2014 Book Preview
The Tooth Fairy, Pillar of Salt and I Loved You More
The Days of Anna Madrigal by Armistead Maupin (Harper)
The ninth installment in Maupin’s beloved Tales of the City series finds trans heroine Anna Madrigal, at the age of 92, ready to make peace with her painful Nevada childhood. While the younger members of her found family head to Burning Man, Madrigal seizes the opportunity to join in on the road trip and revisit the home she escaped decades before.
Death and Disaster Series by Lonely Christopher (Monk Books)
A three-part interrogation of death, desire and an economy in recession, the full-length poetry debut by Brooklyn-based writer and filmmaker Lonely Christopher finds the poet grieving the loss of his mother, struggling to make his food stamps last—and never quitting the pursuit of cute queer boys.
Call Me Burroughs: A Life by Barry Miles (Twelve)
Controversial Beat writer William S. Burroughs got the Ben Foster treatment in last year’s Kill Your Darlings, and now comes back to life in historian Barry Miles’ new biography. Fans of Beat lore will love this deeply researched and well-wrought account.
Body Counts: A Memoir of Politics, Sex, AIDS and Survival by Sean Strub (Scribner)
This memoir by longtime AIDS activist (and founder of POZ magazine) Sean Strub offers an eyewitness account from the inside of the epidemic at its worst. From the virus’s mysterious emergence to the introduction of the antiretroviral drugs that saved Strub’s own life, this book is a valuable addition to the American AIDS archive.
Bitter Eden by Tatamkhulu Afrika (Picador)
Celebrated South African writer Tatamkhulu Afrika died shortly after the original 2002 publication of this autobiographical final novel. Based on Afrika’s experience as a prisoner of war during WWII, Bitter Eden is a beautifully rendered examination of male intimacy and the dissolution of homosocial norms among men living in the face of an uncertain future.
The Tooth Fairy by Clifford Chase (Overlook)
Consummate storyteller Clifford Chase delivers a funny, strange and ultimately heartwarming recollection of a contemporary gay life.

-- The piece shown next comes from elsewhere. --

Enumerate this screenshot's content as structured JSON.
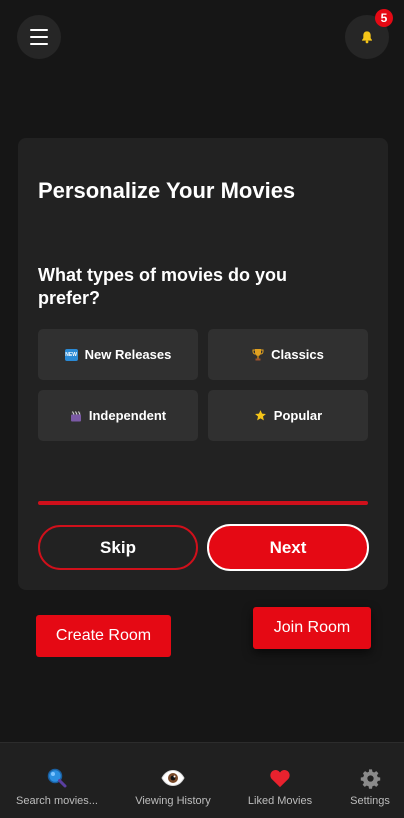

With a detached wit reminiscent of David Sedaris, these short linked fragments should make for the perfect book on the go.
Gay Propaganda ed. Masha Gessen and Joseph Huff-Hannon (OR Books)
Compiled in response to Russia’s new anti-gay legislation—and set for release just before the Sochi Olympics—this bilingual collection of queer Russian love stories is a timely and vital testament to both the hardship of oppression and the beauty of love.
I Loved You More by Tom Spanbauer (Hawthorne Books)
Spanbauer’s latest novel follows 25 years in the life of a charming but emotionally damaged gay writer whose affections always seem to be misdirected—whether toward his straight best friend from Columbia, or, years later, for an adoring female student. Sweeping and graceful, the story of this love triangle is truly one of friendship.
They Don’t Kill You Because They’re Hungry, They Kill You Because They’re Full by Mark Bibbins (Copper Canyon)
New York-based Bibbins brings a refreshing linguistic verve to contemporary gay poetry, with associative, music-driven verse brimming with unexpected pop culture invocations. In his third collection, Bibbins’ sense of play remains a joy, but don’t be fooled: these poems have teeth.
Pillar of Salt: An Autobiography, with 19 Erotic Sonnets by Salvador Novo trans. Marguerite Feitlowitz (University of Texas Press)
Novo, who lived from 1904 to 1974, was a prolific writer and notable cultural presence in Mexico City, where he was a regular player in the city’s underground gay world. Pillar of Salt recounts his coming-of-age amidst the violent Mexican Revolution and offers a history of his passions—both literary and otherwise.